Every line below that holds the string "Deliveries" should be copied out.

*** Opening DATA FOR ANALYSIS ***

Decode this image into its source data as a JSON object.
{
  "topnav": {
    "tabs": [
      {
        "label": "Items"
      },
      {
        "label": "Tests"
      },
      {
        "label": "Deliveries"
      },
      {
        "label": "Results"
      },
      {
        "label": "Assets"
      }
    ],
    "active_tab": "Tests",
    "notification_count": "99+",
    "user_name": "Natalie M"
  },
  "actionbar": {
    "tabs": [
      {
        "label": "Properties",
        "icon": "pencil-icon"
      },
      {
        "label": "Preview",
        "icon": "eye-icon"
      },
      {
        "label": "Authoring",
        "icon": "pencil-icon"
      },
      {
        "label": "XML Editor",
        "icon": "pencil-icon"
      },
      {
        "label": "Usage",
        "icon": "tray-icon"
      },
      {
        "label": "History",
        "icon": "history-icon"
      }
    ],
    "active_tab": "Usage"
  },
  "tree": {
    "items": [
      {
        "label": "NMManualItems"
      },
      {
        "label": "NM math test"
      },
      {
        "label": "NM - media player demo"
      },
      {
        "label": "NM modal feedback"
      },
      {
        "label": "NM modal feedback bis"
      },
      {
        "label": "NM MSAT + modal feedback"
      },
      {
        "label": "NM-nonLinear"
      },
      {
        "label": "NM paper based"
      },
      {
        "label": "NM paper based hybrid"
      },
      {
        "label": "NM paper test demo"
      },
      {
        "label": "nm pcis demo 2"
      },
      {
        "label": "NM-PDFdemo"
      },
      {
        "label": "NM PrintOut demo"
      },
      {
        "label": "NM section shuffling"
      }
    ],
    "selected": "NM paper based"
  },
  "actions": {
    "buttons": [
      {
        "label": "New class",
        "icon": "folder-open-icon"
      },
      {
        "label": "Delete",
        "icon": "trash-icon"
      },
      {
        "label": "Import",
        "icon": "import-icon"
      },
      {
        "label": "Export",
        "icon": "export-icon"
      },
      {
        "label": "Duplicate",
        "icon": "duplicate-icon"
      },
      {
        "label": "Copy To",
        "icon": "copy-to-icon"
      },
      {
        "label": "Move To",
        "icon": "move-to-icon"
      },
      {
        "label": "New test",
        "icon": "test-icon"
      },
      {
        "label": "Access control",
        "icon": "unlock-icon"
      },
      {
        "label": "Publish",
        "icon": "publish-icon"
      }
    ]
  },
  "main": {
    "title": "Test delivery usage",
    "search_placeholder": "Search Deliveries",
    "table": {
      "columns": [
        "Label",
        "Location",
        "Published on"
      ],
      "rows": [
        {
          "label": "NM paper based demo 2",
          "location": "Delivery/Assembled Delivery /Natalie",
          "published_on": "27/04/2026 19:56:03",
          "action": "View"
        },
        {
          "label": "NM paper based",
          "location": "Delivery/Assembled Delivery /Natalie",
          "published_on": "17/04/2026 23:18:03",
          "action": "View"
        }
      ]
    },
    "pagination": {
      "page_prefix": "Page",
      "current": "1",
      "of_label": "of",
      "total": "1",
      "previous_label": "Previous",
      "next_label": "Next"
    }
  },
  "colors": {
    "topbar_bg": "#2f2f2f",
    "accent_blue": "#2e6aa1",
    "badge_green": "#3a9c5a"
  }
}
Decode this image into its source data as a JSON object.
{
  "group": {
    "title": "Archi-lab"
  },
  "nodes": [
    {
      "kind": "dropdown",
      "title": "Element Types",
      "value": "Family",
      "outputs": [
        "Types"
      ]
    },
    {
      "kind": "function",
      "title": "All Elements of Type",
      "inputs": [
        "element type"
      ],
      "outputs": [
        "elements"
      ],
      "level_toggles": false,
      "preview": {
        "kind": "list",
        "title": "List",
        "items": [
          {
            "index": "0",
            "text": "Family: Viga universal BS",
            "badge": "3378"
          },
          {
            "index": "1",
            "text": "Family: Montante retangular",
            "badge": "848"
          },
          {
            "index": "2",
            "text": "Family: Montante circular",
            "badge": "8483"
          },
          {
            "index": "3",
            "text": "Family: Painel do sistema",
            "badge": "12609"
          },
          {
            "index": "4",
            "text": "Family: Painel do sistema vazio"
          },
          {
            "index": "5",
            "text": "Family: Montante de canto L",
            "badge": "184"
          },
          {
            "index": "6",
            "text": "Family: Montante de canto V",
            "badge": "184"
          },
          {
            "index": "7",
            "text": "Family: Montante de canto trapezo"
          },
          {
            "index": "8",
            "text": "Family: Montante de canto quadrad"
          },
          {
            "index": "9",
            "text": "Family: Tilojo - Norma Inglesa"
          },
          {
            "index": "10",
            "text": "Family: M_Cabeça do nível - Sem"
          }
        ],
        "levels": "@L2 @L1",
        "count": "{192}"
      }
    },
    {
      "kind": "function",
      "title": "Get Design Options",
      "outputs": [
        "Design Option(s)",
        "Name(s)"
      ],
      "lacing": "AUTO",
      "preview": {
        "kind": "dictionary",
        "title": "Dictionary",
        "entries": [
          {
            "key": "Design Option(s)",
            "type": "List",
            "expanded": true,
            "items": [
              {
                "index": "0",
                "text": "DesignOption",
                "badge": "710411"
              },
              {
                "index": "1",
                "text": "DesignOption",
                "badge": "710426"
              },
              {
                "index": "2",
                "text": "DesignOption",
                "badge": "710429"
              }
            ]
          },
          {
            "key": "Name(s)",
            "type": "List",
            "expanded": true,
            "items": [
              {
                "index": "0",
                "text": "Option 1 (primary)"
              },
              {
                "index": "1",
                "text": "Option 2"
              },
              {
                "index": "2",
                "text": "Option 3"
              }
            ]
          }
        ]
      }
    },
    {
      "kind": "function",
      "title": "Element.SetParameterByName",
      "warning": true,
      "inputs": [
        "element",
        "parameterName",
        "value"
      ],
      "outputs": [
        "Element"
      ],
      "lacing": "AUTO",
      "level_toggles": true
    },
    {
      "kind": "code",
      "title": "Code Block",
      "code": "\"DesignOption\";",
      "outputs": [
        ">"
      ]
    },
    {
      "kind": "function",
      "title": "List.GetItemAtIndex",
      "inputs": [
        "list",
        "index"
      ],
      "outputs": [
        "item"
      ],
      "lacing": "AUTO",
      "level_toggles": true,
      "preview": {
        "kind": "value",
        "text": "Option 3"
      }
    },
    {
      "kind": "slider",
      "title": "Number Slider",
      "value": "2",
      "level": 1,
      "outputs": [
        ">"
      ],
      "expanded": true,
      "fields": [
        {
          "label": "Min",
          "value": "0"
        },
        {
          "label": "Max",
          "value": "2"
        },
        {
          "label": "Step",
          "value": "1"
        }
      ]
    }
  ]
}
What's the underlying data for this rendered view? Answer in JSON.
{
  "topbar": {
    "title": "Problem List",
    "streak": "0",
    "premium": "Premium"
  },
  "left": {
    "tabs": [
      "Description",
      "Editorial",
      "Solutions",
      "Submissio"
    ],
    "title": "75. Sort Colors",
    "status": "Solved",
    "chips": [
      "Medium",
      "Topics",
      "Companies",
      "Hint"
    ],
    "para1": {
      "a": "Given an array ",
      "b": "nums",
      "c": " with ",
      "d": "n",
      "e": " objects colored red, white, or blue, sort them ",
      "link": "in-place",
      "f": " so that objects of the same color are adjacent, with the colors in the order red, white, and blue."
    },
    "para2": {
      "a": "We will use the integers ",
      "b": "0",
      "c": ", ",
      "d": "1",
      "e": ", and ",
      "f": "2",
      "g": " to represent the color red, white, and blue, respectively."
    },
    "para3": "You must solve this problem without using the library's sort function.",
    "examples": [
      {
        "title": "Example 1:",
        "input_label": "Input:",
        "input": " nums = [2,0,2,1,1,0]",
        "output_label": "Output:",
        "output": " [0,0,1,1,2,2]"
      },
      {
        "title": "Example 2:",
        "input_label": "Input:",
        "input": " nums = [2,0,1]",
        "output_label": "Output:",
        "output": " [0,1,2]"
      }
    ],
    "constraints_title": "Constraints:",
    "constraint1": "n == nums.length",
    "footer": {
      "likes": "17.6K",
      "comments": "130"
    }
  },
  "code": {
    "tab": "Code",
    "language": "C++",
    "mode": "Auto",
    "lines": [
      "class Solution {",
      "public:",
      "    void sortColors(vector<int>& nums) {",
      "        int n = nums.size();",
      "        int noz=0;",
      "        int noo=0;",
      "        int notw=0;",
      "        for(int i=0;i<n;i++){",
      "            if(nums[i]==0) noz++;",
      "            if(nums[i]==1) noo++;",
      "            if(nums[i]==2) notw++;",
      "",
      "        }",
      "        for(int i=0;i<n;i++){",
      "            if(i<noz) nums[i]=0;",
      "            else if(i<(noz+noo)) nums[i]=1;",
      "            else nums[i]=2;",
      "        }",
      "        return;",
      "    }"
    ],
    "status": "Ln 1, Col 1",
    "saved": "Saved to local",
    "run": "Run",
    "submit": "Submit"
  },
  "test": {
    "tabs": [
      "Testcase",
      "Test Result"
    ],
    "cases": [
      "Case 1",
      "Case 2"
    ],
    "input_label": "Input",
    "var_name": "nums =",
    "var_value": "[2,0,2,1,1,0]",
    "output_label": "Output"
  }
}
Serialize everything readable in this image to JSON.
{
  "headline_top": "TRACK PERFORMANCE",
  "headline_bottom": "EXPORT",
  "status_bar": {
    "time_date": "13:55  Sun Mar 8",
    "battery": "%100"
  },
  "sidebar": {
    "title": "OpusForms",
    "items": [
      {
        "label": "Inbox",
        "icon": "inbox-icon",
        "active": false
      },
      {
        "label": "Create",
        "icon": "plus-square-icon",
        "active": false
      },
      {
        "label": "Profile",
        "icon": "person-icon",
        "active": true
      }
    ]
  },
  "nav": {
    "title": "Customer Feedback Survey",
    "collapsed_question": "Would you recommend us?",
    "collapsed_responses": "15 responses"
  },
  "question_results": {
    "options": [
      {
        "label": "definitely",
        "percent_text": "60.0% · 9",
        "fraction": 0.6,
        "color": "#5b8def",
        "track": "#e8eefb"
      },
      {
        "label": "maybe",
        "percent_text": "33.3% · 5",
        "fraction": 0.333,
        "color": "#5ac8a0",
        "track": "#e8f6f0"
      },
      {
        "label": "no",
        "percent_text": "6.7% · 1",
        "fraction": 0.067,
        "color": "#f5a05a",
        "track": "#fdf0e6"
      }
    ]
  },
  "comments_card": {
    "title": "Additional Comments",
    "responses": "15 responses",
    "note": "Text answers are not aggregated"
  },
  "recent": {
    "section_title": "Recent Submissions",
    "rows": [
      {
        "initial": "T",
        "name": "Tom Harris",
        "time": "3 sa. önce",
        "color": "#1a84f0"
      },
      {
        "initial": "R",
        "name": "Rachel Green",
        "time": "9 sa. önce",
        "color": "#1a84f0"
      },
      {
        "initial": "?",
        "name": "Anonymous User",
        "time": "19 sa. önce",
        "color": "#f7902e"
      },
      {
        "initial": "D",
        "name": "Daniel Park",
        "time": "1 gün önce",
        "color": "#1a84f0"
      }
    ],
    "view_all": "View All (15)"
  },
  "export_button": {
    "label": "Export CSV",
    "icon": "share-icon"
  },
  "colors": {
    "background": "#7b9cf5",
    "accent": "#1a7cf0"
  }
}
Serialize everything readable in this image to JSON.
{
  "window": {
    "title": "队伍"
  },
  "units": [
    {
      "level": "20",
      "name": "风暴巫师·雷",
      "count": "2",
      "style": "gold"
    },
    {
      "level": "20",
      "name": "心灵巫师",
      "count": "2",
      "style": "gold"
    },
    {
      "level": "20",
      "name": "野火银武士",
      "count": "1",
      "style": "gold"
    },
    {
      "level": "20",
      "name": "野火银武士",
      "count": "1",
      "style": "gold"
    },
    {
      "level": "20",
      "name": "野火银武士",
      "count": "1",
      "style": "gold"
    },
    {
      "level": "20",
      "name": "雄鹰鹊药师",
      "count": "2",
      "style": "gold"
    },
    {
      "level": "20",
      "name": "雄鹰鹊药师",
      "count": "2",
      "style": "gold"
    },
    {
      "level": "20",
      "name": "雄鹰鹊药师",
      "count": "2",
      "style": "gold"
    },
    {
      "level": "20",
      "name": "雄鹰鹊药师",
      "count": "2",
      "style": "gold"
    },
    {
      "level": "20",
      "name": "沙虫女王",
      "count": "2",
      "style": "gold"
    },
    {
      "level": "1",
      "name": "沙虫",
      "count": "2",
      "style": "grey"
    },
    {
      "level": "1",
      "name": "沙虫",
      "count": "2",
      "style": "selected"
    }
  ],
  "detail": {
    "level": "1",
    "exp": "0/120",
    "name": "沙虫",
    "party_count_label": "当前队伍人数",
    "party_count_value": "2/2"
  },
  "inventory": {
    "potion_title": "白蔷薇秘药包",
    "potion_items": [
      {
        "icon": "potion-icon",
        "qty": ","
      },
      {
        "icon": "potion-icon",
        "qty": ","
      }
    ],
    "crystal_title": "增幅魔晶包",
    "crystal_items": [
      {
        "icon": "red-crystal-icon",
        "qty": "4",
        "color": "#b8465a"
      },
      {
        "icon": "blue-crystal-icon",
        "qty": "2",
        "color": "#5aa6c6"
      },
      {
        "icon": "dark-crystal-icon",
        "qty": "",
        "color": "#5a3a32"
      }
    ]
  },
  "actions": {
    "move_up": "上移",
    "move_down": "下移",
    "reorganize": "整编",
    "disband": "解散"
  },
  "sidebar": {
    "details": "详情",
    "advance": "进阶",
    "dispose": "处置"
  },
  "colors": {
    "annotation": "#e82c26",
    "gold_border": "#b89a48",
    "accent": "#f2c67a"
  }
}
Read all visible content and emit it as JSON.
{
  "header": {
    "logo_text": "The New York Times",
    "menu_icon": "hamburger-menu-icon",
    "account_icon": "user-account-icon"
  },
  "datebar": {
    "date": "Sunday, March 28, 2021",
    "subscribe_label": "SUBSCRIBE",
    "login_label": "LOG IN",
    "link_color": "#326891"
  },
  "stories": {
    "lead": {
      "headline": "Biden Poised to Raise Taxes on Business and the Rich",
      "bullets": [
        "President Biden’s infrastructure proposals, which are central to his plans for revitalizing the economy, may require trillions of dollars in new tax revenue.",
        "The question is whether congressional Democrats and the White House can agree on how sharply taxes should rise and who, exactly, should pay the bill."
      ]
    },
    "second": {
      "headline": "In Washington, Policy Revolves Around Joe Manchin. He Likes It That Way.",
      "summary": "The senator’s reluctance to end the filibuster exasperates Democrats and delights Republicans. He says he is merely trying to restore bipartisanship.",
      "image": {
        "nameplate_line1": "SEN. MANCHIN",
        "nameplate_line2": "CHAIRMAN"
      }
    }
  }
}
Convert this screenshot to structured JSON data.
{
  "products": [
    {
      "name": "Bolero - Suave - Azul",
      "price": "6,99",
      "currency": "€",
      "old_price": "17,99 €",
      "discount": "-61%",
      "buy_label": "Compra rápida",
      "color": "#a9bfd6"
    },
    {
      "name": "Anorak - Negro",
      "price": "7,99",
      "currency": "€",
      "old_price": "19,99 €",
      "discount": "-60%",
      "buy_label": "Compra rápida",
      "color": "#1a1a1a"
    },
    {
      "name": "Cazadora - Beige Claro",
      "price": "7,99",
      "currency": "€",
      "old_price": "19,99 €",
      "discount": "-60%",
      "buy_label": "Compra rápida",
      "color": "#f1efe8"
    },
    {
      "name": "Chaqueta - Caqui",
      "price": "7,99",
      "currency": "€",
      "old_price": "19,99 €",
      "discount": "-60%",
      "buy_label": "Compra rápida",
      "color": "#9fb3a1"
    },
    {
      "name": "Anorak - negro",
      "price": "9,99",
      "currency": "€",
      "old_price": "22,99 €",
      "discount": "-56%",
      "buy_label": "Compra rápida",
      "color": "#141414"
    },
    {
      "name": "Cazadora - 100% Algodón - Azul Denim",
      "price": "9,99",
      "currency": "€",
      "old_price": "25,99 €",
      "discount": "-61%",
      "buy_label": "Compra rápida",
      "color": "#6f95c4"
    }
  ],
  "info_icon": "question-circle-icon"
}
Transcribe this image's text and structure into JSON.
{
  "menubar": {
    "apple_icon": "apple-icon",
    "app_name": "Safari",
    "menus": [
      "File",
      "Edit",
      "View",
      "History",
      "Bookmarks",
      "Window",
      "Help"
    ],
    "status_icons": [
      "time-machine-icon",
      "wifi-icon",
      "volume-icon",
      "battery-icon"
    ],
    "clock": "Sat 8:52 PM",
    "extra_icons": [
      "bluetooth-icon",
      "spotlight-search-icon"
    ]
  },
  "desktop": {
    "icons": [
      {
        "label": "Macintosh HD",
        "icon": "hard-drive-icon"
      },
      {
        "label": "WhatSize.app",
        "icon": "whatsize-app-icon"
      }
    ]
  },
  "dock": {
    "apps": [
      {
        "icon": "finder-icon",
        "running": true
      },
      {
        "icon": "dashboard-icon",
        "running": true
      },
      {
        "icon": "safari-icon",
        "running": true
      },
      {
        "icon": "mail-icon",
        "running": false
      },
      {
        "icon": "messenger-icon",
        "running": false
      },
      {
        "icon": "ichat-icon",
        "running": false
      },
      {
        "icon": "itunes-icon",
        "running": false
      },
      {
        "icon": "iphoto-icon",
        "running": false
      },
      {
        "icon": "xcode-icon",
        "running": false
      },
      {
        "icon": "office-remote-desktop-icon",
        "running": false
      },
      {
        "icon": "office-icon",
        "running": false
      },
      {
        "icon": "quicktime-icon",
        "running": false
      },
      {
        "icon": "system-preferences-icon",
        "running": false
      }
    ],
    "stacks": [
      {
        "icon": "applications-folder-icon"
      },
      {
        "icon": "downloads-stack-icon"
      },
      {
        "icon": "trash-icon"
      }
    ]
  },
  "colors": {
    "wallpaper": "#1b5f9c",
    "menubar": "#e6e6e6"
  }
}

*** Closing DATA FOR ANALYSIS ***

EXPECTED ANSWER -
        "label": "Deliveries"
    "search_placeholder": "Search Deliveries",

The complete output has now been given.